(Dataset entries Opens)

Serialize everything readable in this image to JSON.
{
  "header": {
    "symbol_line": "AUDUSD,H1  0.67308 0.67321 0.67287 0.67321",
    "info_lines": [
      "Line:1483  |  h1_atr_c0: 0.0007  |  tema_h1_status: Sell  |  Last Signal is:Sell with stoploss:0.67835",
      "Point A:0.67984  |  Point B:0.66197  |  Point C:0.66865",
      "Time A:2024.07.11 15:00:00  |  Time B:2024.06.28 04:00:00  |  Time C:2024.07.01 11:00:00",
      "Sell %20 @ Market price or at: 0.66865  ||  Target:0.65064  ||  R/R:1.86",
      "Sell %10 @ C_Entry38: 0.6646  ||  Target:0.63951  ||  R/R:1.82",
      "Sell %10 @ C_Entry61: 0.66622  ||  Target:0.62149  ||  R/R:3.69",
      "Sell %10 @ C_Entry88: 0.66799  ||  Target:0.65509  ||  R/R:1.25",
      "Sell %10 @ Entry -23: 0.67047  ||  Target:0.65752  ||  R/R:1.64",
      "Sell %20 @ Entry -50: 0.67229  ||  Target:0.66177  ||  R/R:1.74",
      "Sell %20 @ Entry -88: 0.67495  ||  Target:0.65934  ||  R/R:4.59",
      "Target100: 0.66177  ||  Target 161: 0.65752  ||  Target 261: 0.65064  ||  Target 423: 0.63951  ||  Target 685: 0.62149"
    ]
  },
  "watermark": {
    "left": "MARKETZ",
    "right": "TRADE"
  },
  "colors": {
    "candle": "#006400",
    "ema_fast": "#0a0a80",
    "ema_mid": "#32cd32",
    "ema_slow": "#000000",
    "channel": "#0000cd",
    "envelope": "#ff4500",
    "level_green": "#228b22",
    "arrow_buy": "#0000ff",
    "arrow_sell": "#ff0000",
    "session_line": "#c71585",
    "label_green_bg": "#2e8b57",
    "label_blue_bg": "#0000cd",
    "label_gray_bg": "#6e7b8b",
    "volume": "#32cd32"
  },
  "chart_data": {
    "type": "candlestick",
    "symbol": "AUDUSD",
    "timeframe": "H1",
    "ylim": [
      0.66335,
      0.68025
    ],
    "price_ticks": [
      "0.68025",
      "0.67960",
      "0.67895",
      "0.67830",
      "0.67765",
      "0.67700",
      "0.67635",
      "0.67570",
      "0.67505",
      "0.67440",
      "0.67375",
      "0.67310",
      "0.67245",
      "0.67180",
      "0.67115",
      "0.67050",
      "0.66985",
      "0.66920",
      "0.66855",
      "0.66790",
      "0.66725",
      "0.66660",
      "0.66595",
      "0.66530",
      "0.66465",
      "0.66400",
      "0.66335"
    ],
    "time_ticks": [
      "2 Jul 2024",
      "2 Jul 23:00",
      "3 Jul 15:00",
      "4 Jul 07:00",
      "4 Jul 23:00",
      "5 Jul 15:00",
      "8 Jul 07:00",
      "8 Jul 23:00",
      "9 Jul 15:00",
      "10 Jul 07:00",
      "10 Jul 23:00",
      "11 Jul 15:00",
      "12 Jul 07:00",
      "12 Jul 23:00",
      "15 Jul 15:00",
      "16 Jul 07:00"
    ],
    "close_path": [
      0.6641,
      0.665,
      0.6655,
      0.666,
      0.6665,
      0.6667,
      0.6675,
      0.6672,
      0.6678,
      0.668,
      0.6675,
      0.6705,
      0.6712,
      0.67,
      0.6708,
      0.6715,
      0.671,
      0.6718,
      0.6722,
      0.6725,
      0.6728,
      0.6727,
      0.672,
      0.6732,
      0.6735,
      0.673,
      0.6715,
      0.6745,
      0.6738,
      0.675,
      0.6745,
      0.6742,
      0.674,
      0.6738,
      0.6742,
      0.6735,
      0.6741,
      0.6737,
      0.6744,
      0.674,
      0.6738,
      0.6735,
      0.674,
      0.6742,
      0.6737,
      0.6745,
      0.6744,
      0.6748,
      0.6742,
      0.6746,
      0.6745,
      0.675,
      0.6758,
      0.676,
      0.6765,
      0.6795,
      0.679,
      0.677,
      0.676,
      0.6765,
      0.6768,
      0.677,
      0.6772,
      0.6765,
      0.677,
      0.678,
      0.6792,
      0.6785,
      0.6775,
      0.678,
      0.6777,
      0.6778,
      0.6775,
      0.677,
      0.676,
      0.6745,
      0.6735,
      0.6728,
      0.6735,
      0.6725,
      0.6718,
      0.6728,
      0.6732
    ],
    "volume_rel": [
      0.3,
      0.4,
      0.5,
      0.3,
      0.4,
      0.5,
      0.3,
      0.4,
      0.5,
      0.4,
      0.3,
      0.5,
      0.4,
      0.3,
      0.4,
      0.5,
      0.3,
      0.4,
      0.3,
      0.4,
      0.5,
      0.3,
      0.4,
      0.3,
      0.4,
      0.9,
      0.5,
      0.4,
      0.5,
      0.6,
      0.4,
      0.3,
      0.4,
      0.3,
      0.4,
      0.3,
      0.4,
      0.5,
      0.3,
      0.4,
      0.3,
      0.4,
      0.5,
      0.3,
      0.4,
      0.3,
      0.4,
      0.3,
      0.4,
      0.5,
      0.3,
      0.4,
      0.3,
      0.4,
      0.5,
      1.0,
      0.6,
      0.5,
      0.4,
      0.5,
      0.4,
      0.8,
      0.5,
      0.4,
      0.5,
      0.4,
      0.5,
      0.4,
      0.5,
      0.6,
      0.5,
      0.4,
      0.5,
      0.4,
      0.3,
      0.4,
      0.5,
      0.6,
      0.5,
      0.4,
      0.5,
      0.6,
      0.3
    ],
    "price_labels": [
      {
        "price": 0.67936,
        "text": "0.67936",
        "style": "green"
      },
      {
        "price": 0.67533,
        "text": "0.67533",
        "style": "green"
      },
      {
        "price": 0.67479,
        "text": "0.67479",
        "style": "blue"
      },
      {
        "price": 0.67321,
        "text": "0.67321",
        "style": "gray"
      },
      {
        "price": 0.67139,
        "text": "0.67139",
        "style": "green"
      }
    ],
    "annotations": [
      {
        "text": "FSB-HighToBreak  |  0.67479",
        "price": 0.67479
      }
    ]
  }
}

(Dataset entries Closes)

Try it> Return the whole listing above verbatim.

Exercise output>
Serialize everything readable in this image to JSON.
{
  "header": {
    "symbol_line": "AUDUSD,H1  0.67308 0.67321 0.67287 0.67321",
    "info_lines": [
      "Line:1483  |  h1_atr_c0: 0.0007  |  tema_h1_status: Sell  |  Last Signal is:Sell with stoploss:0.67835",
      "Point A:0.67984  |  Point B:0.66197  |  Point C:0.66865",
      "Time A:2024.07.11 15:00:00  |  Time B:2024.06.28 04:00:00  |  Time C:2024.07.01 11:00:00",
      "Sell %20 @ Market price or at: 0.66865  ||  Target:0.65064  ||  R/R:1.86",
      "Sell %10 @ C_Entry38: 0.6646  ||  Target:0.63951  ||  R/R:1.82",
      "Sell %10 @ C_Entry61: 0.66622  ||  Target:0.62149  ||  R/R:3.69",
      "Sell %10 @ C_Entry88: 0.66799  ||  Target:0.65509  ||  R/R:1.25",
      "Sell %10 @ Entry -23: 0.67047  ||  Target:0.65752  ||  R/R:1.64",
      "Sell %20 @ Entry -50: 0.67229  ||  Target:0.66177  ||  R/R:1.74",
      "Sell %20 @ Entry -88: 0.67495  ||  Target:0.65934  ||  R/R:4.59",
      "Target100: 0.66177  ||  Target 161: 0.65752  ||  Target 261: 0.65064  ||  Target 423: 0.63951  ||  Target 685: 0.62149"
    ]
  },
  "watermark": {
    "left": "MARKETZ",
    "right": "TRADE"
  },
  "colors": {
    "candle": "#006400",
    "ema_fast": "#0a0a80",
    "ema_mid": "#32cd32",
    "ema_slow": "#000000",
    "channel": "#0000cd",
    "envelope": "#ff4500",
    "level_green": "#228b22",
    "arrow_buy": "#0000ff",
    "arrow_sell": "#ff0000",
    "session_line": "#c71585",
    "label_green_bg": "#2e8b57",
    "label_blue_bg": "#0000cd",
    "label_gray_bg": "#6e7b8b",
    "volume": "#32cd32"
  },
  "chart_data": {
    "type": "candlestick",
    "symbol": "AUDUSD",
    "timeframe": "H1",
    "ylim": [
      0.66335,
      0.68025
    ],
    "price_ticks": [
      "0.68025",
      "0.67960",
      "0.67895",
      "0.67830",
      "0.67765",
      "0.67700",
      "0.67635",
      "0.67570",
      "0.67505",
      "0.67440",
      "0.67375",
      "0.67310",
      "0.67245",
      "0.67180",
      "0.67115",
      "0.67050",
      "0.66985",
      "0.66920",
      "0.66855",
      "0.66790",
      "0.66725",
      "0.66660",
      "0.66595",
      "0.66530",
      "0.66465",
      "0.66400",
      "0.66335"
    ],
    "time_ticks": [
      "2 Jul 2024",
      "2 Jul 23:00",
      "3 Jul 15:00",
      "4 Jul 07:00",
      "4 Jul 23:00",
      "5 Jul 15:00",
      "8 Jul 07:00",
      "8 Jul 23:00",
      "9 Jul 15:00",
      "10 Jul 07:00",
      "10 Jul 23:00",
      "11 Jul 15:00",
      "12 Jul 07:00",
      "12 Jul 23:00",
      "15 Jul 15:00",
      "16 Jul 07:00"
    ],
    "close_path": [
      0.6641,
      0.665,
      0.6655,
      0.666,
      0.6665,
      0.6667,
      0.6675,
      0.6672,
      0.6678,
      0.668,
      0.6675,
      0.6705,
      0.6712,
      0.67,
      0.6708,
      0.6715,
      0.671,
      0.6718,
      0.6722,
      0.6725,
      0.6728,
      0.6727,
      0.672,
      0.6732,
      0.6735,
      0.673,
      0.6715,
      0.6745,
      0.6738,
      0.675,
      0.6745,
      0.6742,
      0.674,
      0.6738,
      0.6742,
      0.6735,
      0.6741,
      0.6737,
      0.6744,
      0.674,
      0.6738,
      0.6735,
      0.674,
      0.6742,
      0.6737,
      0.6745,
      0.6744,
      0.6748,
      0.6742,
      0.6746,
      0.6745,
      0.675,
      0.6758,
      0.676,
      0.6765,
      0.6795,
      0.679,
      0.677,
      0.676,
      0.6765,
      0.6768,
      0.677,
      0.6772,
      0.6765,
      0.677,
      0.678,
      0.6792,
      0.6785,
      0.6775,
      0.678,
      0.6777,
      0.6778,
      0.6775,
      0.677,
      0.676,
      0.6745,
      0.6735,
      0.6728,
      0.6735,
      0.6725,
      0.6718,
      0.6728,
      0.6732
    ],
    "volume_rel": [
      0.3,
      0.4,
      0.5,
      0.3,
      0.4,
      0.5,
      0.3,
      0.4,
      0.5,
      0.4,
      0.3,
      0.5,
      0.4,
      0.3,
      0.4,
      0.5,
      0.3,
      0.4,
      0.3,
      0.4,
      0.5,
      0.3,
      0.4,
      0.3,
      0.4,
      0.9,
      0.5,
      0.4,
      0.5,
      0.6,
      0.4,
      0.3,
      0.4,
      0.3,
      0.4,
      0.3,
      0.4,
      0.5,
      0.3,
      0.4,
      0.3,
      0.4,
      0.5,
      0.3,
      0.4,
      0.3,
      0.4,
      0.3,
      0.4,
      0.5,
      0.3,
      0.4,
      0.3,
      0.4,
      0.5,
      1.0,
      0.6,
      0.5,
      0.4,
      0.5,
      0.4,
      0.8,
      0.5,
      0.4,
      0.5,
      0.4,
      0.5,
      0.4,
      0.5,
      0.6,
      0.5,
      0.4,
      0.5,
      0.4,
      0.3,
      0.4,
      0.5,
      0.6,
      0.5,
      0.4,
      0.5,
      0.6,
      0.3
    ],
    "price_labels": [
      {
        "price": 0.67936,
        "text": "0.67936",
        "style": "green"
      },
      {
        "price": 0.67533,
        "text": "0.67533",
        "style": "green"
      },
      {
        "price": 0.67479,
        "text": "0.67479",
        "style": "blue"
      },
      {
        "price": 0.67321,
        "text": "0.67321",
        "style": "gray"
      },
      {
        "price": 0.67139,
        "text": "0.67139",
        "style": "green"
      }
    ],
    "annotations": [
      {
        "text": "FSB-HighToBreak  |  0.67479",
        "price": 0.67479
      }
    ]
  }
}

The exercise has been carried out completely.